### What is needed
Whenever a line carries the word "vesvocrea", pull it out of the entries.

### Dataset content

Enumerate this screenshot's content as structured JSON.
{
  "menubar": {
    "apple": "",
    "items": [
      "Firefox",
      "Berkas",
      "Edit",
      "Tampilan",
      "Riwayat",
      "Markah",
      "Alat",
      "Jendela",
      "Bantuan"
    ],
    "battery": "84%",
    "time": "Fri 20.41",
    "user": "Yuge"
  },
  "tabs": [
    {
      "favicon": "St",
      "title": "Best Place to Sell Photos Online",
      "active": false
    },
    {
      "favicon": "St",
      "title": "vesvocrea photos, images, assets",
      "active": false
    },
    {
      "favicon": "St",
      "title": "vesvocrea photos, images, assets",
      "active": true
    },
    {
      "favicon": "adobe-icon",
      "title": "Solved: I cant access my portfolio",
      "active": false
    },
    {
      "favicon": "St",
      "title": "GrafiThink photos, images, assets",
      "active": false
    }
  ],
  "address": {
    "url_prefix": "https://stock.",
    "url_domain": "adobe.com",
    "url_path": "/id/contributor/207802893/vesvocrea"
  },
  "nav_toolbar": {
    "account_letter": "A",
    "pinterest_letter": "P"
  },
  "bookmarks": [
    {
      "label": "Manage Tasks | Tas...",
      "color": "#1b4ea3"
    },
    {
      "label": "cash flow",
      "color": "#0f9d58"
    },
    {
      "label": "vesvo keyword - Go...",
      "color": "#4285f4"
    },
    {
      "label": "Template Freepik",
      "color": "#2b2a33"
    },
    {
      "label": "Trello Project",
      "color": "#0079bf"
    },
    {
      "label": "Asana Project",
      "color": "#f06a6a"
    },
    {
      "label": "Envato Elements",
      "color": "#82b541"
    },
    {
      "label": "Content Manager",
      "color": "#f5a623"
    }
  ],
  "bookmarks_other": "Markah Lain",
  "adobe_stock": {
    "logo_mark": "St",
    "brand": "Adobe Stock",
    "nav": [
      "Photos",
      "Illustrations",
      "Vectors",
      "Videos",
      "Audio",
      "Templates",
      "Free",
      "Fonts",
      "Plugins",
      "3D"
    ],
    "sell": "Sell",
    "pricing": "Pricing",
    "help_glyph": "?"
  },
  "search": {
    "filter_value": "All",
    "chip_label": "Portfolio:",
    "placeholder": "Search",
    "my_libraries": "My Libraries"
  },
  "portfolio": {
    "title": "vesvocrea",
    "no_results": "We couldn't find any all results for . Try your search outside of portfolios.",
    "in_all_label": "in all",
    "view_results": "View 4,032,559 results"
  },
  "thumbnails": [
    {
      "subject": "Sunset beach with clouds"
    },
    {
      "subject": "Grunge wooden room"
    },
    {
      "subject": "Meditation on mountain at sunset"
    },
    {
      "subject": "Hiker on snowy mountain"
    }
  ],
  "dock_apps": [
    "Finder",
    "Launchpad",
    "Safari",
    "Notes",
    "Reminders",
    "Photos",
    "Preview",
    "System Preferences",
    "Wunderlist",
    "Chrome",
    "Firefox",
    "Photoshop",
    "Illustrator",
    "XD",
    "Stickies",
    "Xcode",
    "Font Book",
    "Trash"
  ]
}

### Answer box
      "title": "vesvocrea photos, images, assets",
      "title": "vesvocrea photos, images, assets",
    "url_path": "/id/contributor/207802893/vesvocrea"
    "title": "vesvocrea",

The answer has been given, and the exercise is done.